[Start of Attachment]

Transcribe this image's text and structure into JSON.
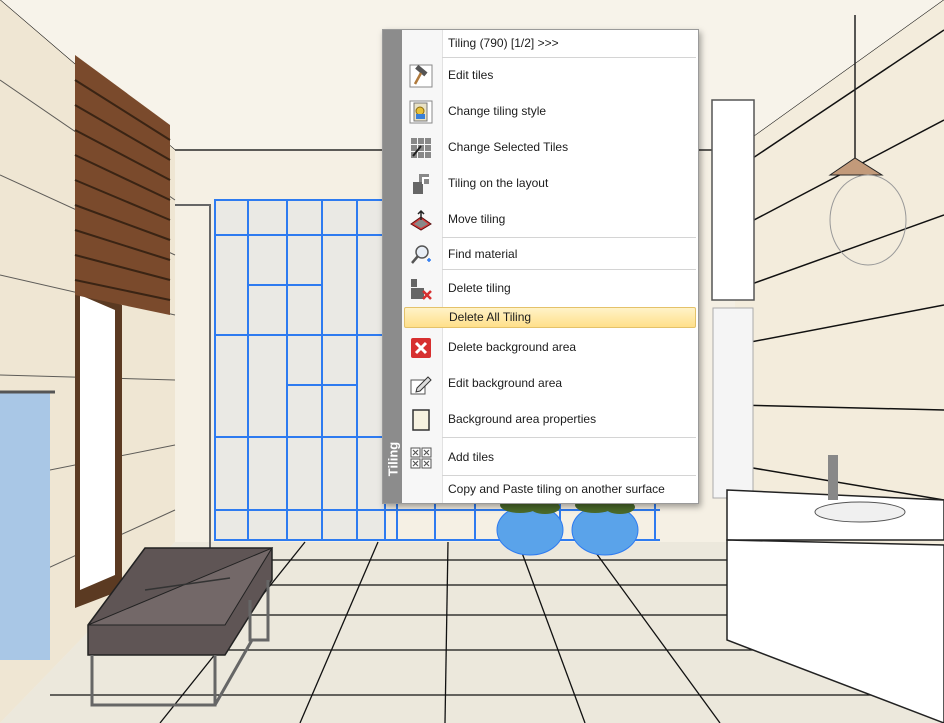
{
  "menu": {
    "sidebar_label": "Tiling",
    "header": "Tiling (790) [1/2] >>>",
    "items": [
      {
        "label": "Edit tiles",
        "icon": "hammer-icon"
      },
      {
        "label": "Change tiling style",
        "icon": "tiling-style-icon"
      },
      {
        "label": "Change Selected Tiles",
        "icon": "selected-tiles-icon"
      },
      {
        "label": "Tiling on the layout",
        "icon": "layout-tiling-icon"
      },
      {
        "label": "Move tiling",
        "icon": "move-tiling-icon"
      },
      {
        "label": "Find material",
        "icon": "magnifier-icon"
      },
      {
        "label": "Delete tiling",
        "icon": "delete-tiling-icon"
      },
      {
        "label": "Delete All Tiling",
        "icon": ""
      },
      {
        "label": "Delete background area",
        "icon": "red-x-icon"
      },
      {
        "label": "Edit background area",
        "icon": "pencil-area-icon"
      },
      {
        "label": "Background area properties",
        "icon": "properties-icon"
      },
      {
        "label": "Add tiles",
        "icon": "add-tiles-icon"
      },
      {
        "label": "Copy and Paste tiling on another surface",
        "icon": ""
      }
    ],
    "highlighted_item": "Delete All Tiling"
  },
  "colors": {
    "selection_blue": "#2e7bf0",
    "menu_sidebar": "#8c8c8c",
    "highlight": "#ffe08a",
    "delete_red": "#d72f2f"
  }
}
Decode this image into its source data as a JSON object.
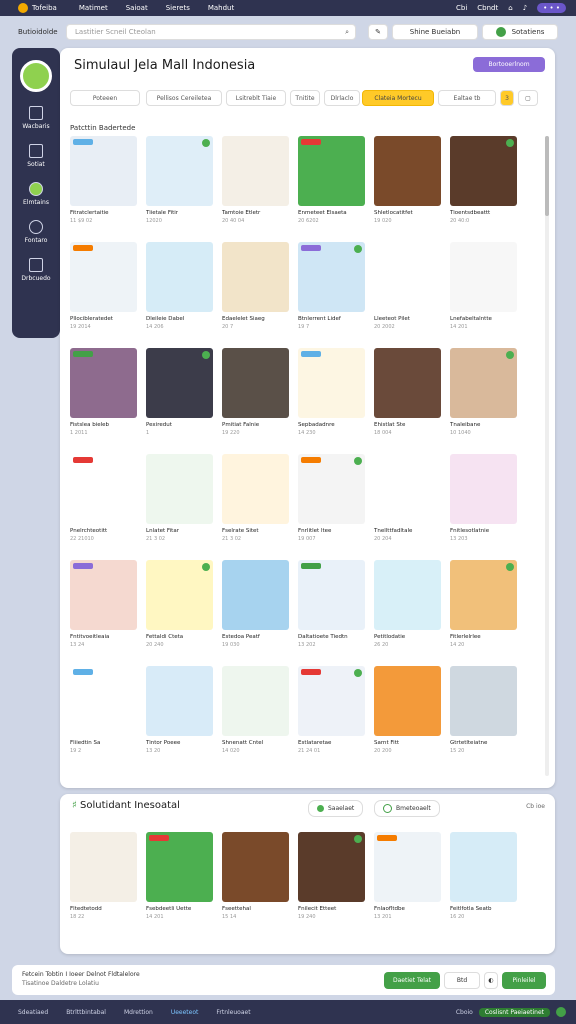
{
  "topbar": {
    "brand": "Tofeiba",
    "items": [
      "Matimet",
      "Saioat",
      "Sierets",
      "Mahdut"
    ],
    "right_items": [
      "Cbi",
      "Cbndt"
    ],
    "badge": "• • •"
  },
  "header": {
    "crumb": "Butioidolde",
    "search_placeholder": "Lastitier Scneil Cteolan",
    "btn2": "Shine Bueiabn",
    "btn3": "Sotatiens"
  },
  "sidebar": {
    "items": [
      "Wacbaris",
      "Sotiat",
      "Elmtains",
      "Fontaro",
      "Drbcuedo"
    ]
  },
  "panel": {
    "title": "Simulaul Jela Mall Indonesia",
    "purple_button": "Bortooerlnom",
    "filters": [
      "Poteeen",
      "Pellisos Cereiletea",
      "Lsitreblt Tiaie",
      "Tnitite",
      "Dlrlaclo",
      "Clateia Mortecu",
      "Ealtae tb",
      "3",
      "▢"
    ],
    "section_label": "Patcttin Badertede",
    "cards": [
      {
        "name": "Fitratclertaitie",
        "meta": "11 $9 02"
      },
      {
        "name": "Tiietale Fitir",
        "meta": "12020"
      },
      {
        "name": "Tamtoie Etletr",
        "meta": "20 40 04"
      },
      {
        "name": "Enmeteet Elsaeta",
        "meta": "20 6202"
      },
      {
        "name": "Shletlocatitfet",
        "meta": "19 020"
      },
      {
        "name": "Tioentsdbeattt",
        "meta": "20 40:0"
      },
      {
        "name": "Pllocibleratedet",
        "meta": "19 2014"
      },
      {
        "name": "Dleileie Dabel",
        "meta": "14 206"
      },
      {
        "name": "Edaelelet Siaeg",
        "meta": "20 7"
      },
      {
        "name": "Btnlerrent Lidef",
        "meta": "19 7"
      },
      {
        "name": "Lleeteot Pilet",
        "meta": "20 2002"
      },
      {
        "name": "Lnefabeltalntte",
        "meta": "14 201"
      },
      {
        "name": "Fistslea bieleb",
        "meta": "1 2011"
      },
      {
        "name": "Pexiredut",
        "meta": "1"
      },
      {
        "name": "Pmitiat Falnie",
        "meta": "19 220"
      },
      {
        "name": "Sepbadadnre",
        "meta": "14 230"
      },
      {
        "name": "Ehistlat Ste",
        "meta": "18 004"
      },
      {
        "name": "Tnaleibane",
        "meta": "10 1040"
      },
      {
        "name": "Pnelrchteotitt",
        "meta": "22 21010"
      },
      {
        "name": "Lnlatet Fitar",
        "meta": "21 3 02"
      },
      {
        "name": "Fselrate Sitet",
        "meta": "21 3 02"
      },
      {
        "name": "Fnrlitlet ltee",
        "meta": "19 007"
      },
      {
        "name": "Tnellttfadltale",
        "meta": "20 204"
      },
      {
        "name": "Fnitlesotlatnie",
        "meta": "13 203"
      },
      {
        "name": "Fntitvoeitleaia",
        "meta": "13 24"
      },
      {
        "name": "Fettaldi Cteta",
        "meta": "20 240"
      },
      {
        "name": "Estedoa Peatf",
        "meta": "19 030"
      },
      {
        "name": "Daltatioete Tiedtn",
        "meta": "13 202"
      },
      {
        "name": "Petitlodatie",
        "meta": "26 20"
      },
      {
        "name": "Fitlerlelrlee",
        "meta": "14 20"
      },
      {
        "name": "Fliiedtin Sa",
        "meta": "19 2"
      },
      {
        "name": "Tintor Poeee",
        "meta": "13 20"
      },
      {
        "name": "Shnenatt Cntel",
        "meta": "14 020"
      },
      {
        "name": "Estlataretae",
        "meta": "21 24 01"
      },
      {
        "name": "Sarnt Fitt",
        "meta": "20 200"
      },
      {
        "name": "Gtrtetlteiatne",
        "meta": "15 20"
      }
    ]
  },
  "panel2": {
    "title": "Solutidant Inesoatal",
    "btn1": "Saaelaet",
    "btn2": "Bmeteoaelt",
    "link": "Cb ioe",
    "cards": [
      {
        "name": "Fltedtetodd",
        "meta": "18 22"
      },
      {
        "name": "Fsebdeetli Uette",
        "meta": "14 201"
      },
      {
        "name": "Fseettehal",
        "meta": "15 14"
      },
      {
        "name": "Fnilecit Etteet",
        "meta": "19 240"
      },
      {
        "name": "Fnlaofltdbe",
        "meta": "13 201"
      },
      {
        "name": "Feitlfotla Seatb",
        "meta": "16 20"
      }
    ]
  },
  "status": {
    "line1": "Fetcein Tobtin I Ioeer Delnot Fldtalelore",
    "line2": "Tisatinoe Daldetre Lolatiu",
    "btn1": "Daetiet Telat",
    "btn2": "Btd",
    "btn3": "Pinleilel"
  },
  "footer": {
    "items": [
      "Sdeatiaed",
      "Btrlttbintabal",
      "Mdrettion",
      "Ueeeteot",
      "Frtnleuoaet"
    ],
    "right": [
      "Cboio",
      "Coslisnt Paeiaetinet"
    ]
  },
  "colors": {
    "dark": "#2f3350",
    "accent_yellow": "#ffca28",
    "accent_green": "#43a047",
    "accent_purple": "#8b6cd8"
  }
}
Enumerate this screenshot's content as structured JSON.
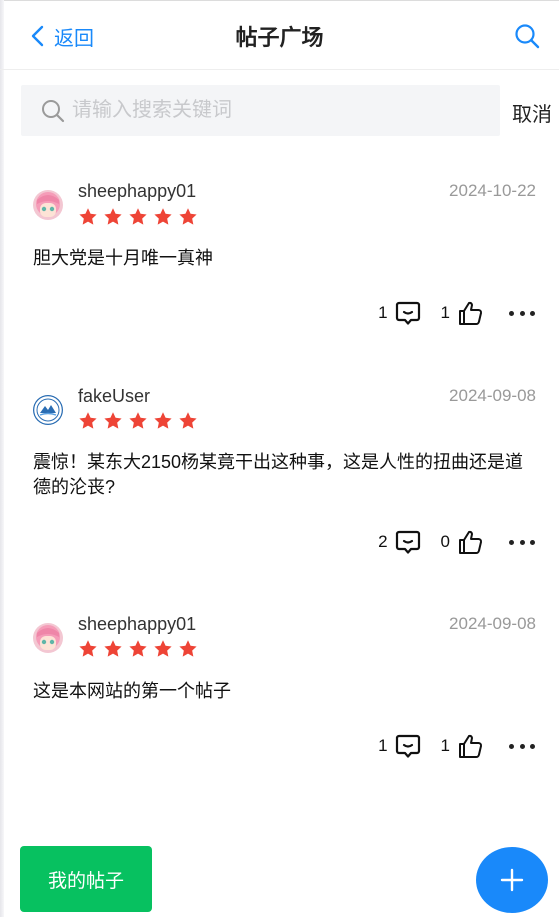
{
  "nav": {
    "back_label": "返回",
    "title": "帖子广场"
  },
  "search": {
    "placeholder": "请输入搜索关键词",
    "value": "",
    "cancel_label": "取消"
  },
  "posts": [
    {
      "username": "sheephappy01",
      "date": "2024-10-22",
      "rating": 5,
      "content": "胆大党是十月唯一真神",
      "comments": "1",
      "likes": "1",
      "avatar": "anime-pink-hair-avatar"
    },
    {
      "username": "fakeUser",
      "date": "2024-09-08",
      "rating": 5,
      "content": "震惊！某东大2150杨某竟干出这种事，这是人性的扭曲还是道德的沦丧?",
      "comments": "2",
      "likes": "0",
      "avatar": "university-emblem-avatar"
    },
    {
      "username": "sheephappy01",
      "date": "2024-09-08",
      "rating": 5,
      "content": "这是本网站的第一个帖子",
      "comments": "1",
      "likes": "1",
      "avatar": "anime-pink-hair-avatar"
    }
  ],
  "bottom": {
    "my_posts_label": "我的帖子",
    "add_icon": "plus-icon"
  },
  "colors": {
    "accent": "#1989fa",
    "star": "#ee4436",
    "green": "#07c160"
  }
}
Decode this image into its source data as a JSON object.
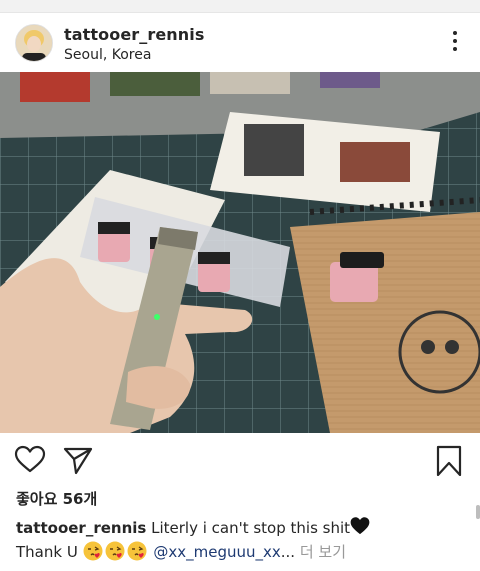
{
  "post": {
    "username": "tattooer_rennis",
    "location": "Seoul, Korea",
    "likes_text": "좋아요 56개",
    "caption_user": "tattooer_rennis",
    "caption_text": "Literly i can't stop this shit",
    "caption_line2_text": "Thank U",
    "mention": "@xx_meguuu_xx",
    "ellipsis": "...",
    "more_label": "더 보기"
  },
  "icons": {
    "more": "more-vertical-icon",
    "like": "heart-icon",
    "share": "send-icon",
    "save": "bookmark-icon",
    "black_heart": "black-heart-emoji",
    "kiss_emoji": "face-blowing-kiss-emoji"
  },
  "colors": {
    "text": "#262626",
    "mention": "#1e3a72",
    "muted": "#999999"
  }
}
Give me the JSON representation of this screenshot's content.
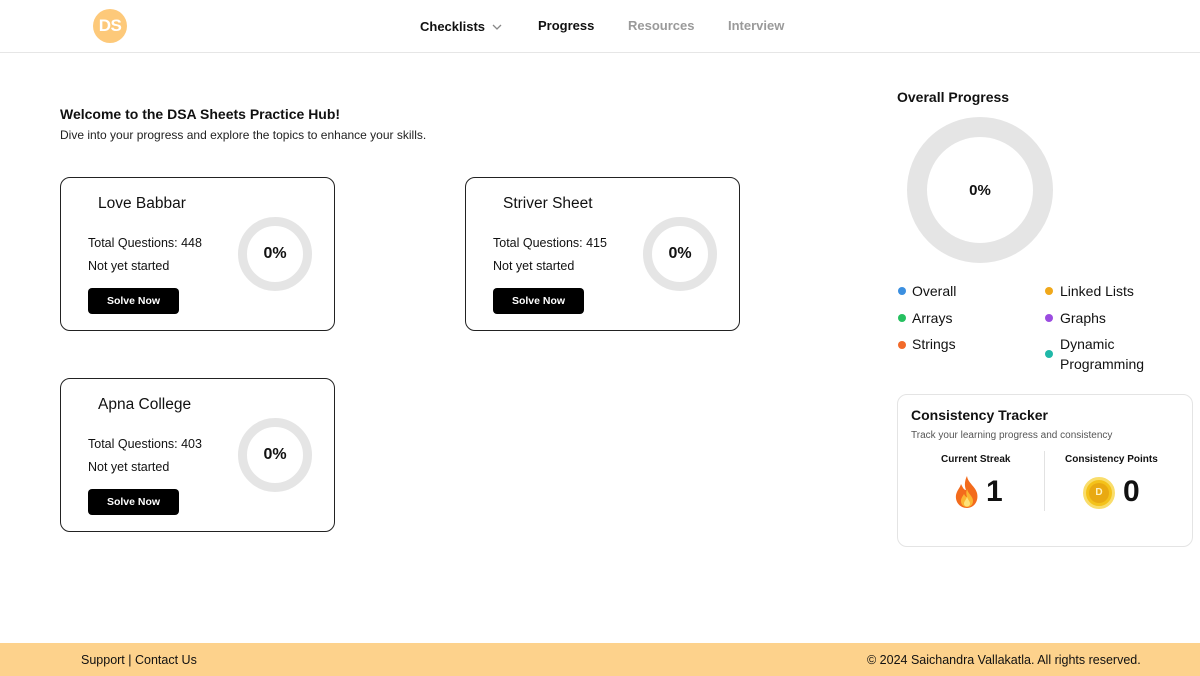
{
  "header": {
    "logo_text": "DS",
    "nav": [
      {
        "label": "Checklists"
      },
      {
        "label": "Progress"
      },
      {
        "label": "Resources"
      },
      {
        "label": "Interview"
      }
    ]
  },
  "welcome": {
    "title": "Welcome to the DSA Sheets Practice Hub!",
    "subtitle": "Dive into your progress and explore the topics to enhance your skills."
  },
  "sheets": [
    {
      "title": "Love Babbar",
      "total": "Total Questions: 448",
      "status": "Not yet started",
      "button": "Solve Now",
      "progress": "0%"
    },
    {
      "title": "Striver Sheet",
      "total": "Total Questions: 415",
      "status": "Not yet started",
      "button": "Solve Now",
      "progress": "0%"
    },
    {
      "title": "Apna College",
      "total": "Total Questions: 403",
      "status": "Not yet started",
      "button": "Solve Now",
      "progress": "0%"
    }
  ],
  "overall": {
    "title": "Overall Progress",
    "progress": "0%",
    "legend": [
      {
        "label": "Overall",
        "color": "#3b8fe0"
      },
      {
        "label": "Arrays",
        "color": "#26c060"
      },
      {
        "label": "Strings",
        "color": "#f26a2a"
      },
      {
        "label": "Linked Lists",
        "color": "#f0a81a"
      },
      {
        "label": "Graphs",
        "color": "#9b4ce0"
      },
      {
        "label": "Dynamic Programming",
        "color": "#1fb8a8"
      }
    ]
  },
  "tracker": {
    "title": "Consistency Tracker",
    "subtitle": "Track your learning progress and consistency",
    "streak_label": "Current Streak",
    "streak_value": "1",
    "points_label": "Consistency Points",
    "points_value": "0",
    "coin_letter": "D"
  },
  "footer": {
    "support": "Support",
    "separator": "|",
    "contact": "Contact Us",
    "copyright": "© 2024 Saichandra Vallakatla. All rights reserved."
  },
  "colors": {
    "accent": "#fdd28c",
    "logo": "#fdc97a",
    "ring_track": "#e5e5e5"
  }
}
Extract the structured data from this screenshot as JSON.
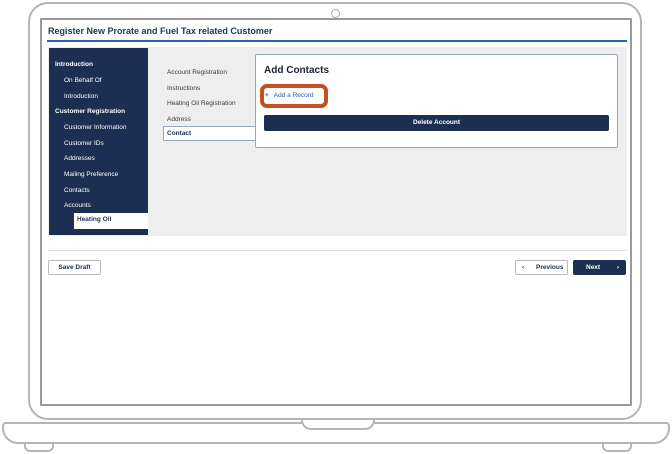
{
  "window": {
    "title": "Register New Prorate and Fuel Tax related Customer"
  },
  "sidebar": {
    "items": [
      {
        "label": "Introduction",
        "type": "section"
      },
      {
        "label": "On Behalf Of",
        "type": "item"
      },
      {
        "label": "Introduction",
        "type": "item"
      },
      {
        "label": "Customer Registration",
        "type": "section"
      },
      {
        "label": "Customer Information",
        "type": "item"
      },
      {
        "label": "Customer IDs",
        "type": "item"
      },
      {
        "label": "Addresses",
        "type": "item"
      },
      {
        "label": "Mailing Preference",
        "type": "item"
      },
      {
        "label": "Contacts",
        "type": "item"
      },
      {
        "label": "Accounts",
        "type": "item"
      }
    ],
    "active_item": "Heating Oil"
  },
  "substeps": {
    "items": [
      "Account Registration",
      "Instructions",
      "Heating Oil Registration",
      "Address"
    ],
    "active": "Contact"
  },
  "card": {
    "title": "Add Contacts",
    "add_icon": "+",
    "add_label": "Add a Record",
    "delete_label": "Delete Account"
  },
  "footer": {
    "save_label": "Save Draft",
    "prev_label": "Previous",
    "prev_icon": "‹",
    "next_label": "Next",
    "next_icon": "›"
  },
  "colors": {
    "navy": "#1c2f52",
    "highlight": "#c6501f",
    "link": "#2b5fa3"
  }
}
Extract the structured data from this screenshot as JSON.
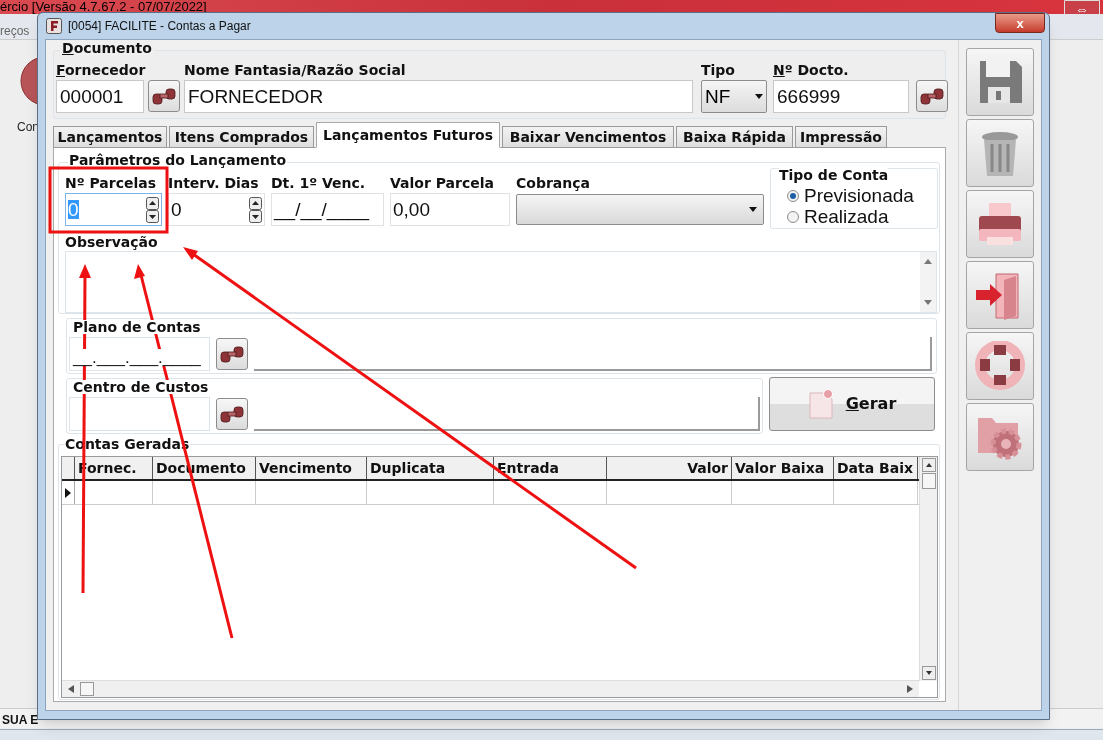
{
  "background_app": {
    "title": "ércio [Versão 4.7.67.2 - 07/07/2022]",
    "menu_item": "reços",
    "shortcut_label": "Con",
    "status_text": "SUA E",
    "restore_button": "⇔"
  },
  "window": {
    "title": "[0054] FACILITE - Contas a Pagar",
    "close": "x"
  },
  "documento": {
    "legend": "Documento",
    "legend_mnemonic": true,
    "fields": [
      {
        "label": "Fornecedor",
        "mnemonic": true,
        "value": "000001",
        "kind": "lookup"
      },
      {
        "label": "Nome Fantasia/Razão Social",
        "mnemonic": false,
        "value": "FORNECEDOR",
        "kind": "text"
      },
      {
        "label": "Tipo",
        "mnemonic": false,
        "value": "NF",
        "kind": "select"
      },
      {
        "label": "Nº Docto.",
        "mnemonic": true,
        "value": "666999",
        "kind": "lookup"
      }
    ]
  },
  "tabs": [
    {
      "label": "Lançamentos",
      "selected": false
    },
    {
      "label": "Itens Comprados",
      "selected": false
    },
    {
      "label": "Lançamentos Futuros",
      "selected": true
    },
    {
      "label": "Baixar Vencimentos",
      "selected": false
    },
    {
      "label": "Baixa Rápida",
      "selected": false
    },
    {
      "label": "Impressão",
      "selected": false
    }
  ],
  "parametros": {
    "legend": "Parâmetros do Lançamento",
    "fields": [
      {
        "label": "Nº Parcelas",
        "value": "0",
        "kind": "spin",
        "focused": true
      },
      {
        "label": "Interv. Dias",
        "value": "0",
        "kind": "spin",
        "focused": false
      },
      {
        "label": "Dt. 1º Venc.",
        "value": "__/__/____",
        "kind": "text",
        "focused": false
      },
      {
        "label": "Valor Parcela",
        "value": "0,00",
        "kind": "text",
        "focused": false
      },
      {
        "label": "Cobrança",
        "kind": "select",
        "focused": false
      }
    ],
    "tipo_de_conta": {
      "legend": "Tipo de Conta",
      "options": [
        {
          "label": "Previsionada",
          "selected": true
        },
        {
          "label": "Realizada",
          "selected": false
        }
      ]
    },
    "observacao_label": "Observação"
  },
  "plano_de_contas": {
    "legend": "Plano de Contas",
    "code": "__.___.___.____"
  },
  "centro_de_custos": {
    "legend": "Centro de Custos"
  },
  "gerar_button": {
    "label": "Gerar",
    "mnemonic": true
  },
  "contas_geradas": {
    "legend": "Contas Geradas",
    "columns": [
      {
        "label": "Fornec."
      },
      {
        "label": "Documento"
      },
      {
        "label": "Vencimento"
      },
      {
        "label": "Duplicata"
      },
      {
        "label": "Entrada"
      },
      {
        "label": "Valor"
      },
      {
        "label": "Valor Baixa"
      },
      {
        "label": "Data Baix"
      }
    ],
    "rows": [
      {
        "current": true
      }
    ]
  },
  "toolbar": [
    {
      "kind": "save"
    },
    {
      "kind": "delete"
    },
    {
      "kind": "print"
    },
    {
      "kind": "exit"
    },
    {
      "kind": "help"
    },
    {
      "kind": "settings"
    }
  ]
}
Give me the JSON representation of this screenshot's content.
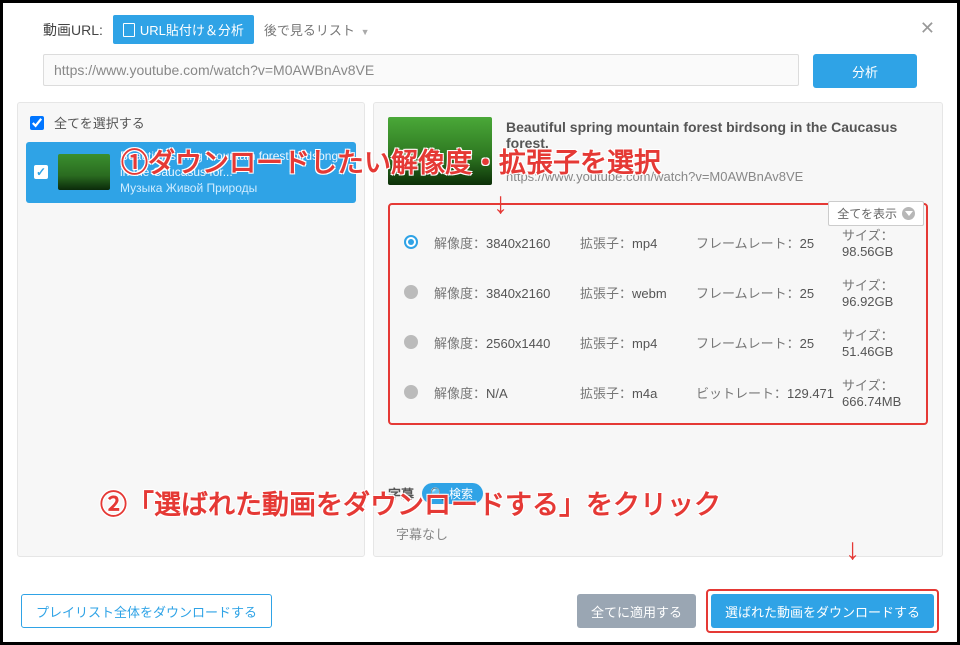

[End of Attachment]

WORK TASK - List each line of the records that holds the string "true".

EXERCISE SOLUTION -
    "legend_mnemonic": true,
        "mnemonic": true,
        "mnemonic": true,
      "selected": true
        "focused": true
          "selected": true
    "mnemonic": true
        "current": true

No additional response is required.